Moving to the big city doesn't take the sense of adventure away from the series, as Hilda still manages to find trouble and face it head-on. The legends that the city itself are based on (this is a city surrounded by a giant wall to keep out dangerous things, by the way), are a lie, and Hilda has no trouble speaking truth to power.
She's assisted here when she finally, much to the relief of her mother, becomes friends with some other human beings. She meets the schedule/order-obsessed Frida, and the somewhat hapless David. This trio is bonded together in the forge of adventure fairly soon. Hilda has an opportunity to make friends before meeting them, but one of these potentials leads his posse to throw rocks at birds. Yeah, Hilda don't play that way.
Hilda makes great use of its serious voice talent (including Daisy Haggard, Claire Skinner, Ako Mitchell, Nina Sosanya, and more) with genuinely funny scripts. One-liners come fast and furious, and they are usually based in character. When they aren't, they're based in nonsense, which is also good. Many of the wondrous creatures that Hilda encounters (such as the Wood Man, or the giant, or the aforementioned elves) have their own weird logic, so their nonsense is just plain sense to them. It's sometimes baffling (yet appealing) to Hilda, and always irresistible to us.
It should also be noted that the animation of the show is beautiful to look at. The color palette is based in reds and blues (blue like Hilda's hair, red like her always-present boots), but it never appears drab. The designs feel interesting and new, and even when something like the look of the elves may be akin to something we've seen before (small people wearing pointy hats), the show puts a freaky spin on it.
All of this is nothing compared to the greatest strength that the show possesses. It's beautiful, it's hilarious, and it's fun as anything — but none of that compares to the show's giant heart, a heart that even the largest giant in existence would have issues holding.
Hilda is kind. So is her mother, so are her friends, and so are most of the creatures that she befriends. When she finds that she has misunderstood a creature's motives, she apologizes and makes amends. She is never cruel, and never cowardly. She is selfless in a way that most of us constantly wish we could be. Many of the messages in the show, filtered through Hilda, are of this nature.
In a world of weirdness, there is no them, there is only us.
Hilda may be animated, it may have jokes about tiny elves that you can only see when you fill out the right forms, and it may feature the occasional stone troll — but it is highly applicable. It has a benevolent wisdom that rises above the fantasy and humor.
This is a wisdom that is truly ageless. Every child should learn from it. Every adult should be reminded of it. Every human being can learn from the bravery and kindness of Hilda. May our hearts be even a trifle as bold as Hilda's is.

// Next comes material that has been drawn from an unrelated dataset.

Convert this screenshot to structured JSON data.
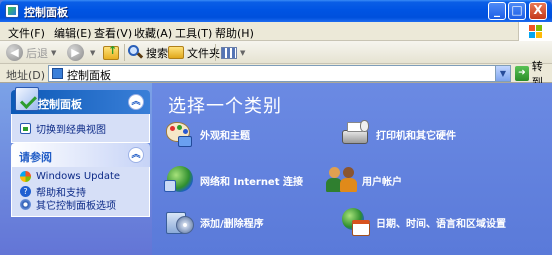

If you watch the first season as quickly as I did and are hungry for more, worry not — the show was renewed, and fresh episodes will be coming in 2020. Double check that you've filled out the proper forms with the elves, though, just to make sure you'll be able to watch.